Yes, he earns more money than them on a monthly basis, but remember that you do not owe anyone anything.
If you earn more money than your friends/family, it does not automatically mean they are entitled to a cut of your paycheck!
The size of your paycheck is not a reflection on whether you are in a position to lend out money. And even if you are financially stable enough to do so, and do have that money readily available, you are still entitled to say no.
(I completely appreciate how all circumstances are different,and how hard it can be to say no to some people, especially family members).
That is one issue with having savings (and people knowing about it) – you become the go-to person for personal loans.
Lending money when you can’t afford could lead to:
- You being short for the month and being financially crippled

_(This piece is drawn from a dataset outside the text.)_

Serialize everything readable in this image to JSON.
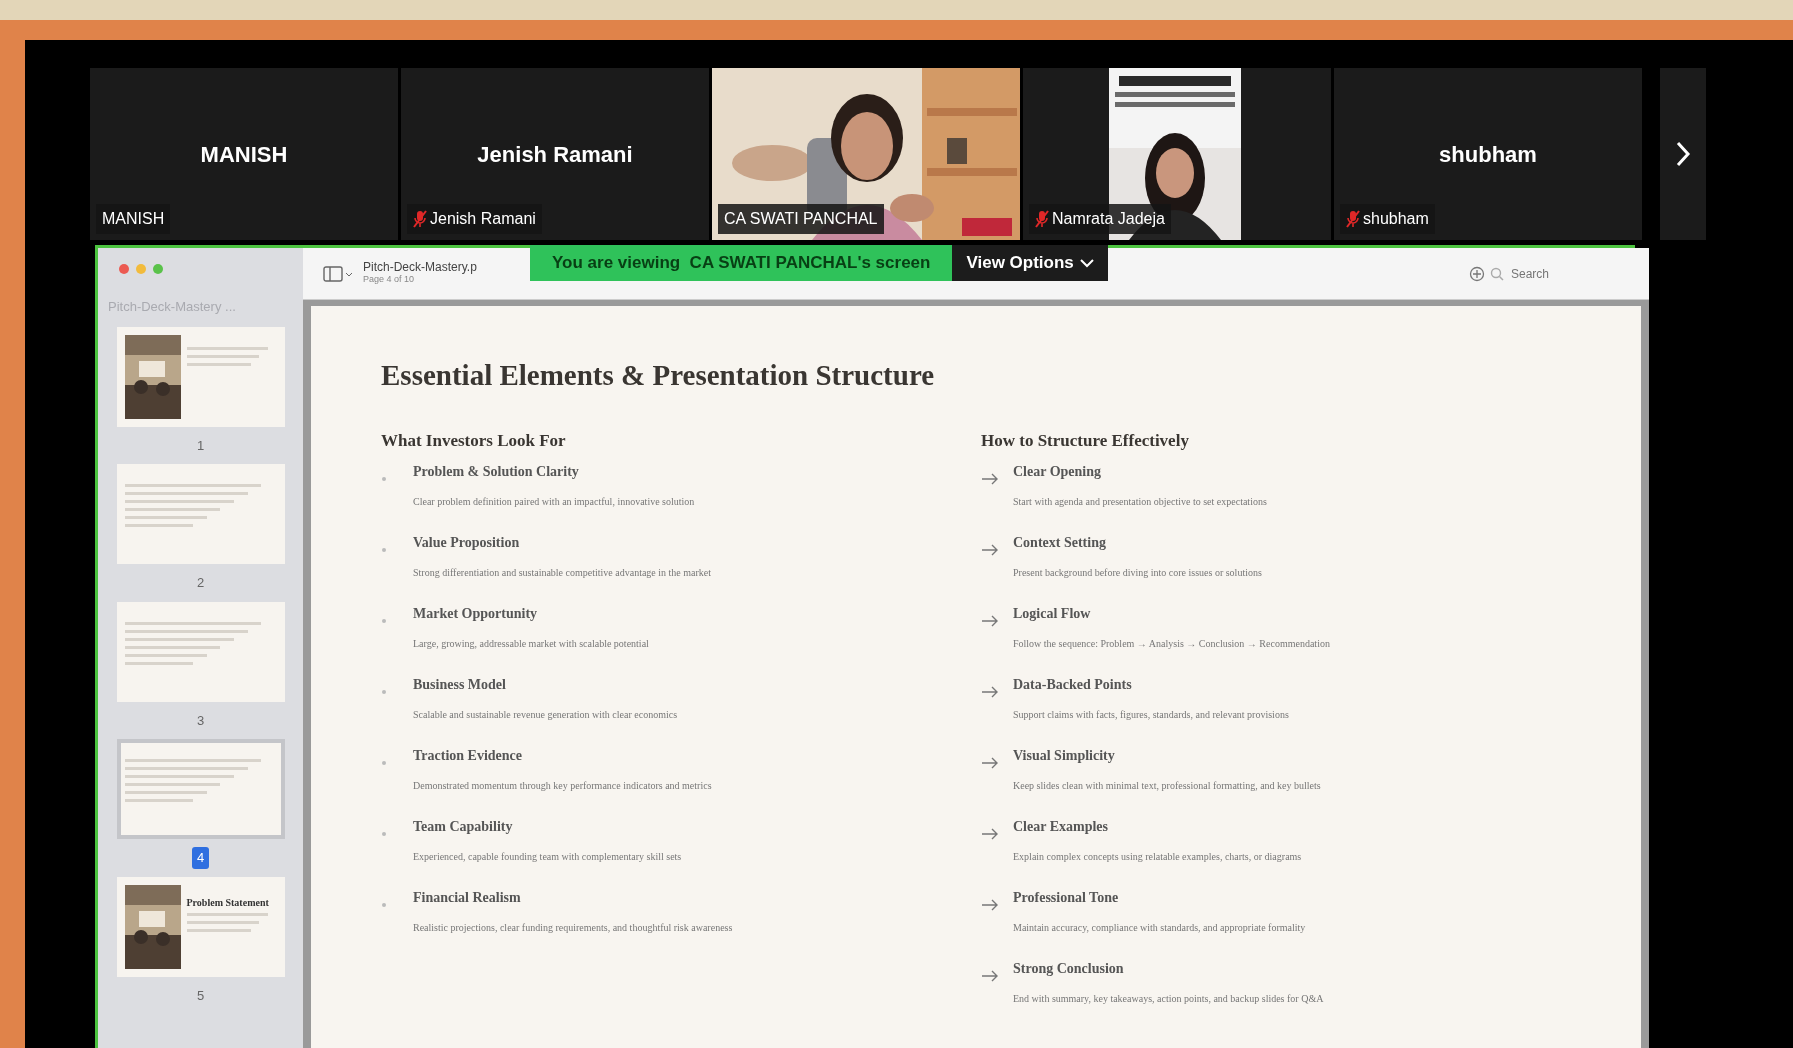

- You being in (more) debt and affecting your credit score rating
- You having to borrow money from someone else… a vicious cycle!

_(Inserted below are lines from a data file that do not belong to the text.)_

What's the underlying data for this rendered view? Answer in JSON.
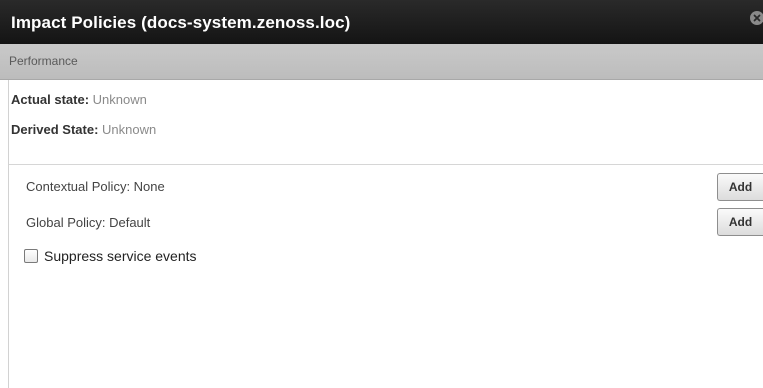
{
  "dialog": {
    "title": "Impact Policies (docs-system.zenoss.loc)",
    "close_icon": "close-icon"
  },
  "section": {
    "label": "Performance"
  },
  "states": {
    "actual_label": "Actual state:",
    "actual_value": "Unknown",
    "derived_label": "Derived State:",
    "derived_value": "Unknown"
  },
  "policies": {
    "contextual_text": "Contextual Policy: None",
    "contextual_button": "Add",
    "global_text": "Global Policy: Default",
    "global_button": "Add"
  },
  "suppress": {
    "label": "Suppress service events",
    "checked": false
  },
  "colors": {
    "titlebar": "#1f1f1f",
    "section_bar": "#c4c4c4",
    "state_value": "#8a8a8a"
  }
}
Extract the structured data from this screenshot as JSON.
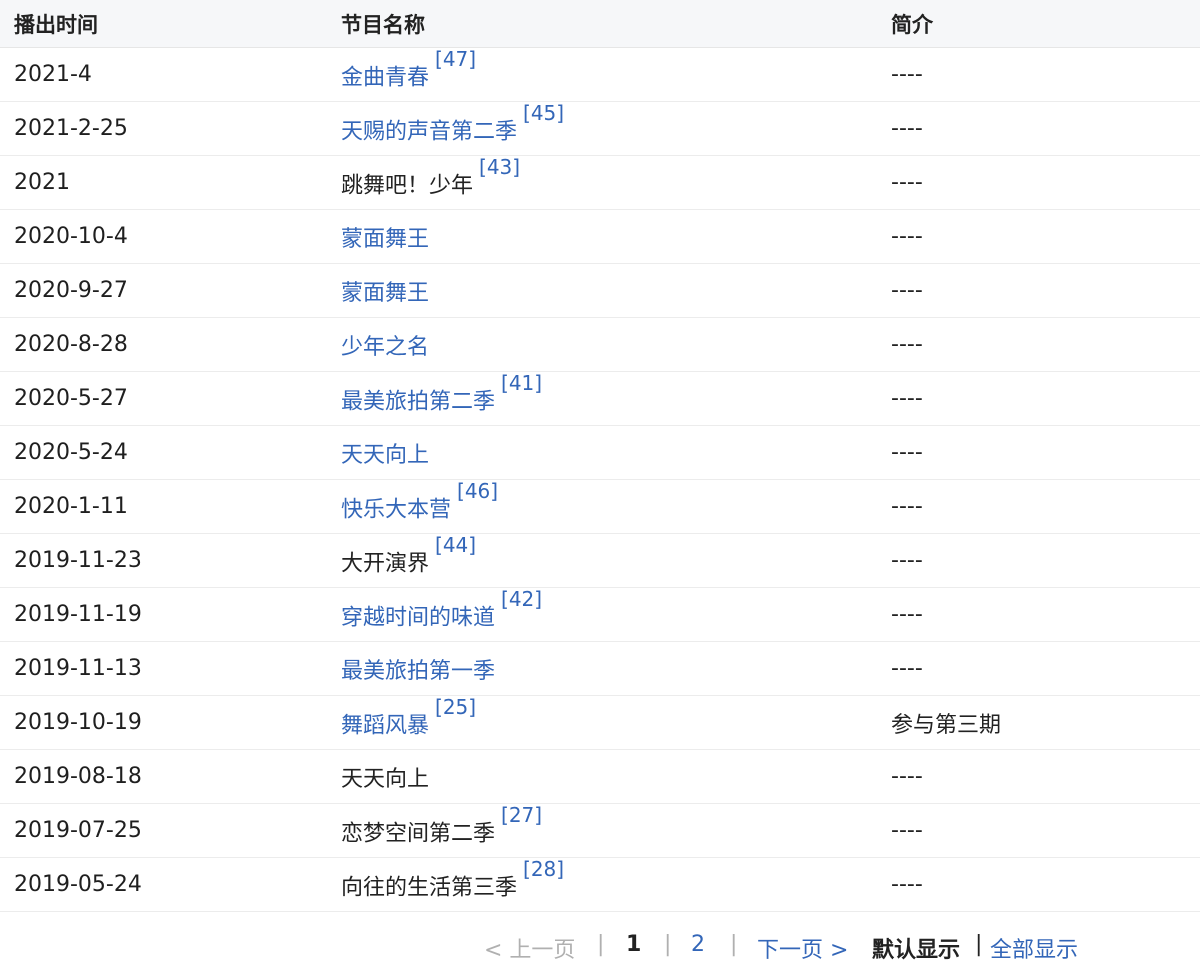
{
  "table": {
    "headers": {
      "date": "播出时间",
      "name": "节目名称",
      "desc": "简介"
    },
    "rows": [
      {
        "date": "2021-4",
        "name": "金曲青春",
        "ref": "[47]",
        "desc": "----",
        "linked": true
      },
      {
        "date": "2021-2-25",
        "name": "天赐的声音第二季",
        "ref": "[45]",
        "desc": "----",
        "linked": true
      },
      {
        "date": "2021",
        "name": "跳舞吧！少年",
        "ref": "[43]",
        "desc": "----",
        "linked": false
      },
      {
        "date": "2020-10-4",
        "name": "蒙面舞王",
        "ref": "",
        "desc": "----",
        "linked": true
      },
      {
        "date": "2020-9-27",
        "name": "蒙面舞王",
        "ref": "",
        "desc": "----",
        "linked": true
      },
      {
        "date": "2020-8-28",
        "name": "少年之名",
        "ref": "",
        "desc": "----",
        "linked": true
      },
      {
        "date": "2020-5-27",
        "name": "最美旅拍第二季",
        "ref": "[41]",
        "desc": "----",
        "linked": true
      },
      {
        "date": "2020-5-24",
        "name": "天天向上",
        "ref": "",
        "desc": "----",
        "linked": true
      },
      {
        "date": "2020-1-11",
        "name": "快乐大本营",
        "ref": "[46]",
        "desc": "----",
        "linked": true
      },
      {
        "date": "2019-11-23",
        "name": "大开演界",
        "ref": "[44]",
        "desc": "----",
        "linked": false
      },
      {
        "date": "2019-11-19",
        "name": "穿越时间的味道",
        "ref": "[42]",
        "desc": "----",
        "linked": true
      },
      {
        "date": "2019-11-13",
        "name": "最美旅拍第一季",
        "ref": "",
        "desc": "----",
        "linked": true
      },
      {
        "date": "2019-10-19",
        "name": "舞蹈风暴",
        "ref": "[25]",
        "desc": "参与第三期",
        "linked": true
      },
      {
        "date": "2019-08-18",
        "name": "天天向上",
        "ref": "",
        "desc": "----",
        "linked": false
      },
      {
        "date": "2019-07-25",
        "name": "恋梦空间第二季",
        "ref": "[27]",
        "desc": "----",
        "linked": false
      },
      {
        "date": "2019-05-24",
        "name": "向往的生活第三季",
        "ref": "[28]",
        "desc": "----",
        "linked": false
      }
    ]
  },
  "pager": {
    "prev": "< 上一页",
    "sep": "|",
    "current": "1",
    "page2": "2",
    "next": "下一页 >",
    "default_view": "默认显示",
    "bar": "|",
    "all_view": "全部显示"
  }
}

If you can afford to lend that money in the first place, then it simply comes down to whether you would like to lend it or not, and if you are okay with the fact it may take a while for that money to return to you (depending on who you lend it to and what their financial position is). Unfortunately I cannot help you make that decision, however, the one rule to live by when it comes to lending out is;
Only ever lend money to people when you KNOW you can afford it
Two examples of ‘being able to afford it‘ would be:
You have money in your savings account (that does not need to be available for your own use just yet)
You have some disposable income for that month (after your own bills and outgoings)
Unless it is a matter of life or death for the person who needs the money (I can leave you to work out the criteria for ‘life or death’), if you do not fall into one of the two categories above, then my suggestion would be do not lend out your money. It is circumstances like this where you have to put yourself first. Be a little selfish and put your own goals of becoming financially free at the forefront of your agenda.
Don’t get me wrong, it is really nice to be able to help someone out. I lend out money to people all the time, people call it The Bank Of Laura.
But this is a choice I make with the knowing that not only do I trust that the money will be paid back in full when promised, I also know it will not affect my own finances – and that is key.
Before you agree to lending money, take time to sort through your own finances and ensure you can afford it.
Also do not worry about saying no if you can’t afford it. I am sure that if the person is a close enough to you to be asking to borrow money, then they wouldn’t want to personally put you into a bad financial position.
Happy lending (if you can afford it!).